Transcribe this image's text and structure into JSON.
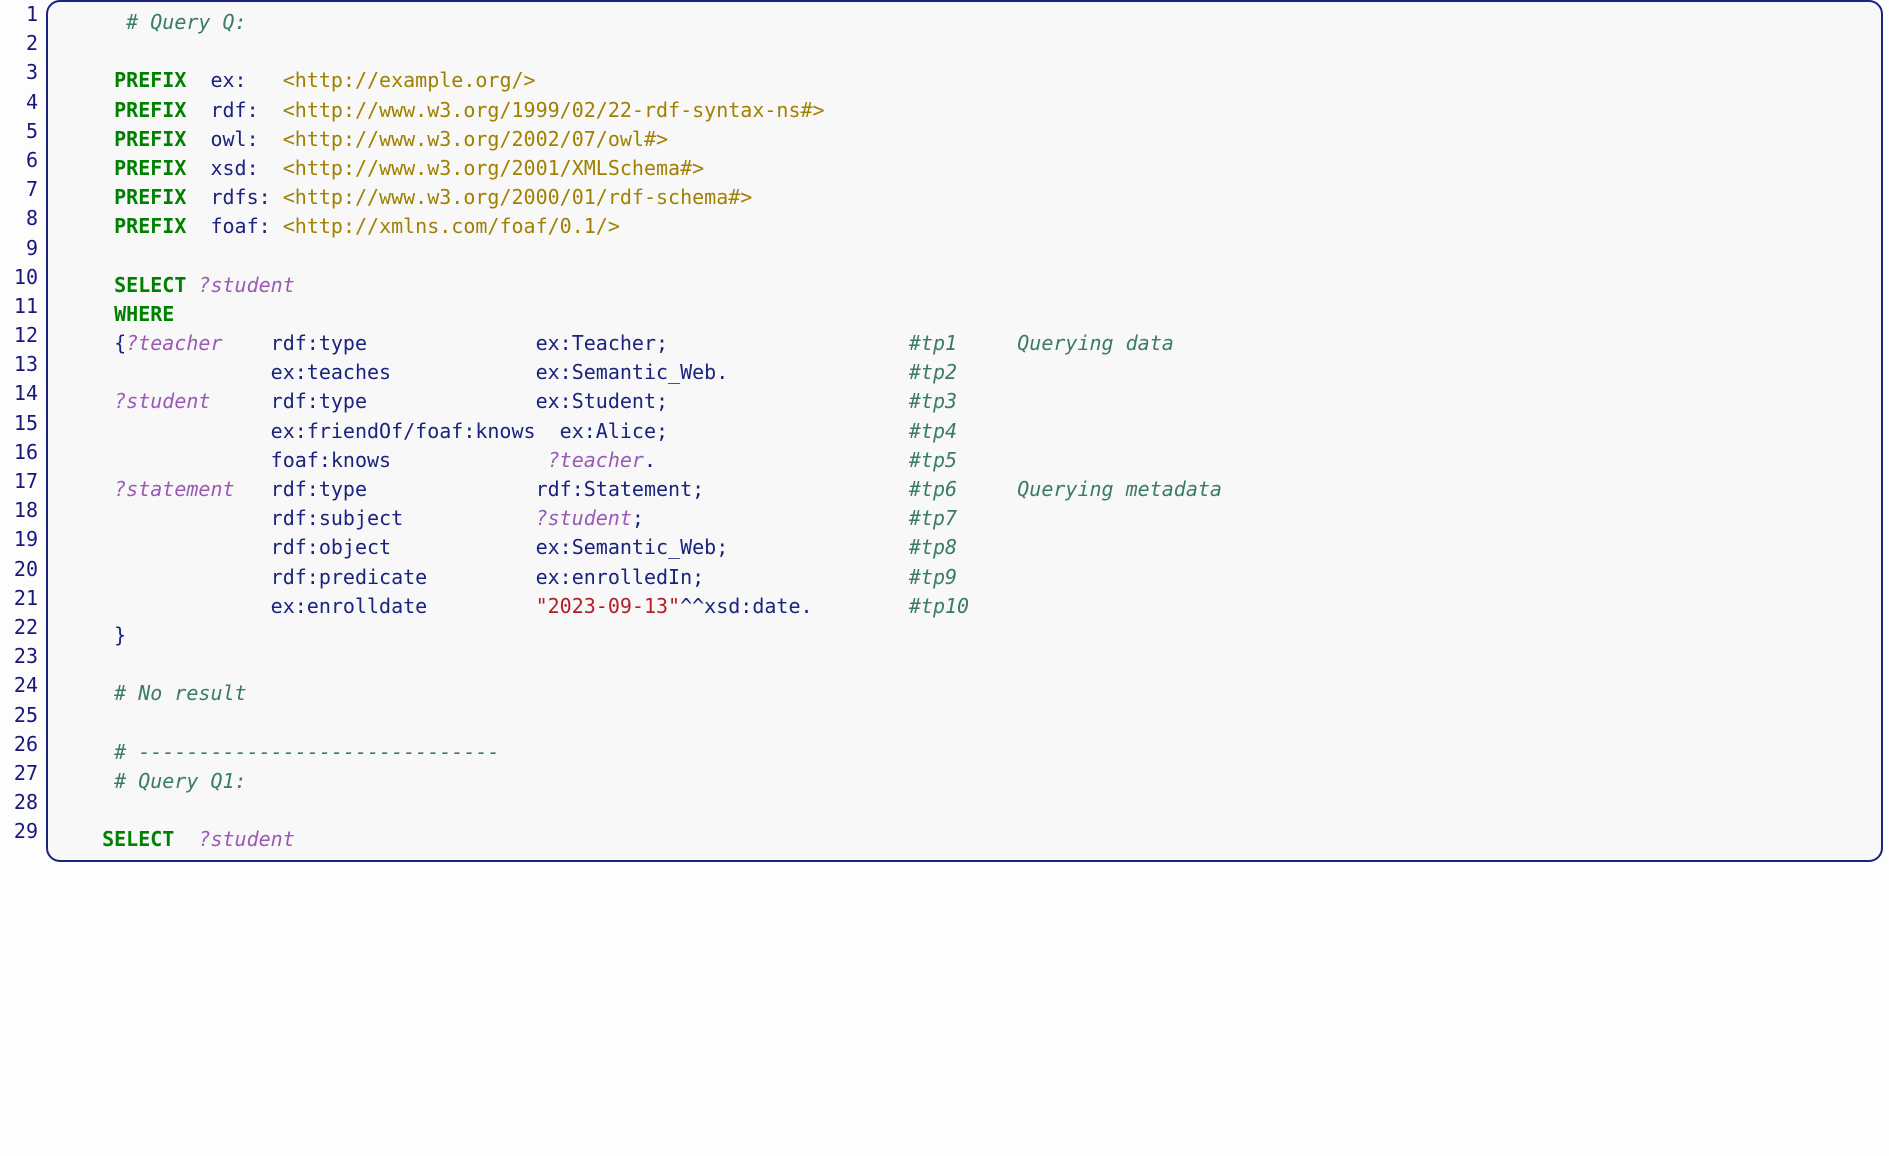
{
  "lines": [
    {
      "n": "1",
      "segs": [
        {
          "t": "    ",
          "c": ""
        },
        {
          "t": "# Query Q:",
          "c": "cmt"
        }
      ]
    },
    {
      "n": "2",
      "segs": []
    },
    {
      "n": "3",
      "segs": [
        {
          "t": "   ",
          "c": ""
        },
        {
          "t": "PREFIX",
          "c": "kw"
        },
        {
          "t": "  ",
          "c": ""
        },
        {
          "t": "ex:",
          "c": "pfx"
        },
        {
          "t": "   ",
          "c": ""
        },
        {
          "t": "<http://example.org/>",
          "c": "iri"
        }
      ]
    },
    {
      "n": "4",
      "segs": [
        {
          "t": "   ",
          "c": ""
        },
        {
          "t": "PREFIX",
          "c": "kw"
        },
        {
          "t": "  ",
          "c": ""
        },
        {
          "t": "rdf:",
          "c": "pfx"
        },
        {
          "t": "  ",
          "c": ""
        },
        {
          "t": "<http://www.w3.org/1999/02/22-rdf-syntax-ns#>",
          "c": "iri"
        }
      ]
    },
    {
      "n": "5",
      "segs": [
        {
          "t": "   ",
          "c": ""
        },
        {
          "t": "PREFIX",
          "c": "kw"
        },
        {
          "t": "  ",
          "c": ""
        },
        {
          "t": "owl:",
          "c": "pfx"
        },
        {
          "t": "  ",
          "c": ""
        },
        {
          "t": "<http://www.w3.org/2002/07/owl#>",
          "c": "iri"
        }
      ]
    },
    {
      "n": "6",
      "segs": [
        {
          "t": "   ",
          "c": ""
        },
        {
          "t": "PREFIX",
          "c": "kw"
        },
        {
          "t": "  ",
          "c": ""
        },
        {
          "t": "xsd:",
          "c": "pfx"
        },
        {
          "t": "  ",
          "c": ""
        },
        {
          "t": "<http://www.w3.org/2001/XMLSchema#>",
          "c": "iri"
        }
      ]
    },
    {
      "n": "7",
      "segs": [
        {
          "t": "   ",
          "c": ""
        },
        {
          "t": "PREFIX",
          "c": "kw"
        },
        {
          "t": "  ",
          "c": ""
        },
        {
          "t": "rdfs:",
          "c": "pfx"
        },
        {
          "t": " ",
          "c": ""
        },
        {
          "t": "<http://www.w3.org/2000/01/rdf-schema#>",
          "c": "iri"
        }
      ]
    },
    {
      "n": "8",
      "segs": [
        {
          "t": "   ",
          "c": ""
        },
        {
          "t": "PREFIX",
          "c": "kw"
        },
        {
          "t": "  ",
          "c": ""
        },
        {
          "t": "foaf:",
          "c": "pfx"
        },
        {
          "t": " ",
          "c": ""
        },
        {
          "t": "<http://xmlns.com/foaf/0.1/>",
          "c": "iri"
        }
      ]
    },
    {
      "n": "9",
      "segs": []
    },
    {
      "n": "10",
      "segs": [
        {
          "t": "   ",
          "c": ""
        },
        {
          "t": "SELECT",
          "c": "kw"
        },
        {
          "t": " ",
          "c": ""
        },
        {
          "t": "?student",
          "c": "var"
        }
      ]
    },
    {
      "n": "11",
      "segs": [
        {
          "t": "   ",
          "c": ""
        },
        {
          "t": "WHERE",
          "c": "kw"
        }
      ]
    },
    {
      "n": "12",
      "segs": [
        {
          "t": "   ",
          "c": ""
        },
        {
          "t": "{",
          "c": "punc"
        },
        {
          "t": "?teacher",
          "c": "var"
        },
        {
          "t": "    ",
          "c": ""
        },
        {
          "t": "rdf:type",
          "c": "val"
        },
        {
          "t": "              ",
          "c": ""
        },
        {
          "t": "ex:Teacher",
          "c": "val"
        },
        {
          "t": ";",
          "c": "punc"
        },
        {
          "t": "                    ",
          "c": ""
        },
        {
          "t": "#tp1     Querying data",
          "c": "cmt"
        }
      ]
    },
    {
      "n": "13",
      "segs": [
        {
          "t": "                ",
          "c": ""
        },
        {
          "t": "ex:teaches",
          "c": "val"
        },
        {
          "t": "            ",
          "c": ""
        },
        {
          "t": "ex:Semantic_Web",
          "c": "val"
        },
        {
          "t": ".",
          "c": "punc"
        },
        {
          "t": "               ",
          "c": ""
        },
        {
          "t": "#tp2",
          "c": "cmt"
        }
      ]
    },
    {
      "n": "14",
      "segs": [
        {
          "t": "   ",
          "c": ""
        },
        {
          "t": "?student",
          "c": "var"
        },
        {
          "t": "     ",
          "c": ""
        },
        {
          "t": "rdf:type",
          "c": "val"
        },
        {
          "t": "              ",
          "c": ""
        },
        {
          "t": "ex:Student",
          "c": "val"
        },
        {
          "t": ";",
          "c": "punc"
        },
        {
          "t": "                    ",
          "c": ""
        },
        {
          "t": "#tp3",
          "c": "cmt"
        }
      ]
    },
    {
      "n": "15",
      "segs": [
        {
          "t": "                ",
          "c": ""
        },
        {
          "t": "ex:friendOf/foaf:knows",
          "c": "val"
        },
        {
          "t": "  ",
          "c": ""
        },
        {
          "t": "ex:Alice",
          "c": "val"
        },
        {
          "t": ";",
          "c": "punc"
        },
        {
          "t": "                    ",
          "c": ""
        },
        {
          "t": "#tp4",
          "c": "cmt"
        }
      ]
    },
    {
      "n": "16",
      "segs": [
        {
          "t": "                ",
          "c": ""
        },
        {
          "t": "foaf:knows",
          "c": "val"
        },
        {
          "t": "             ",
          "c": ""
        },
        {
          "t": "?teacher",
          "c": "var"
        },
        {
          "t": ".",
          "c": "punc"
        },
        {
          "t": "                     ",
          "c": ""
        },
        {
          "t": "#tp5",
          "c": "cmt"
        }
      ]
    },
    {
      "n": "17",
      "segs": [
        {
          "t": "   ",
          "c": ""
        },
        {
          "t": "?statement",
          "c": "var"
        },
        {
          "t": "   ",
          "c": ""
        },
        {
          "t": "rdf:type",
          "c": "val"
        },
        {
          "t": "              ",
          "c": ""
        },
        {
          "t": "rdf:Statement",
          "c": "val"
        },
        {
          "t": ";",
          "c": "punc"
        },
        {
          "t": "                 ",
          "c": ""
        },
        {
          "t": "#tp6     Querying metadata",
          "c": "cmt"
        }
      ]
    },
    {
      "n": "18",
      "segs": [
        {
          "t": "                ",
          "c": ""
        },
        {
          "t": "rdf:subject",
          "c": "val"
        },
        {
          "t": "           ",
          "c": ""
        },
        {
          "t": "?student",
          "c": "var"
        },
        {
          "t": ";",
          "c": "punc"
        },
        {
          "t": "                      ",
          "c": ""
        },
        {
          "t": "#tp7",
          "c": "cmt"
        }
      ]
    },
    {
      "n": "19",
      "segs": [
        {
          "t": "                ",
          "c": ""
        },
        {
          "t": "rdf:object",
          "c": "val"
        },
        {
          "t": "            ",
          "c": ""
        },
        {
          "t": "ex:Semantic_Web",
          "c": "val"
        },
        {
          "t": ";",
          "c": "punc"
        },
        {
          "t": "               ",
          "c": ""
        },
        {
          "t": "#tp8",
          "c": "cmt"
        }
      ]
    },
    {
      "n": "20",
      "segs": [
        {
          "t": "                ",
          "c": ""
        },
        {
          "t": "rdf:predicate",
          "c": "val"
        },
        {
          "t": "         ",
          "c": ""
        },
        {
          "t": "ex:enrolledIn",
          "c": "val"
        },
        {
          "t": ";",
          "c": "punc"
        },
        {
          "t": "                 ",
          "c": ""
        },
        {
          "t": "#tp9",
          "c": "cmt"
        }
      ]
    },
    {
      "n": "21",
      "segs": [
        {
          "t": "                ",
          "c": ""
        },
        {
          "t": "ex:enrolldate",
          "c": "val"
        },
        {
          "t": "         ",
          "c": ""
        },
        {
          "t": "\"2023-09-13\"",
          "c": "lit"
        },
        {
          "t": "^^",
          "c": "caret"
        },
        {
          "t": "xsd:date",
          "c": "val"
        },
        {
          "t": ".",
          "c": "punc"
        },
        {
          "t": "        ",
          "c": ""
        },
        {
          "t": "#tp10",
          "c": "cmt"
        }
      ]
    },
    {
      "n": "22",
      "segs": [
        {
          "t": "   ",
          "c": ""
        },
        {
          "t": "}",
          "c": "punc"
        }
      ]
    },
    {
      "n": "23",
      "segs": []
    },
    {
      "n": "24",
      "segs": [
        {
          "t": "   ",
          "c": ""
        },
        {
          "t": "# No result",
          "c": "cmt"
        }
      ]
    },
    {
      "n": "25",
      "segs": []
    },
    {
      "n": "26",
      "segs": [
        {
          "t": "   ",
          "c": ""
        },
        {
          "t": "# ------------------------------",
          "c": "cmt"
        }
      ]
    },
    {
      "n": "27",
      "segs": [
        {
          "t": "   ",
          "c": ""
        },
        {
          "t": "# Query Q1:",
          "c": "cmt"
        }
      ]
    },
    {
      "n": "28",
      "segs": []
    },
    {
      "n": "29",
      "segs": [
        {
          "t": "  ",
          "c": ""
        },
        {
          "t": "SELECT",
          "c": "kw"
        },
        {
          "t": "  ",
          "c": ""
        },
        {
          "t": "?student",
          "c": "var"
        }
      ]
    }
  ]
}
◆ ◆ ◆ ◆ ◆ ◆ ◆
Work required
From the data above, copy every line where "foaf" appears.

Reply
          "t": "foaf:",
          "t": "<http://xmlns.com/foaf/0.1/>",
          "t": "ex:friendOf/foaf:knows",
          "t": "foaf:knows",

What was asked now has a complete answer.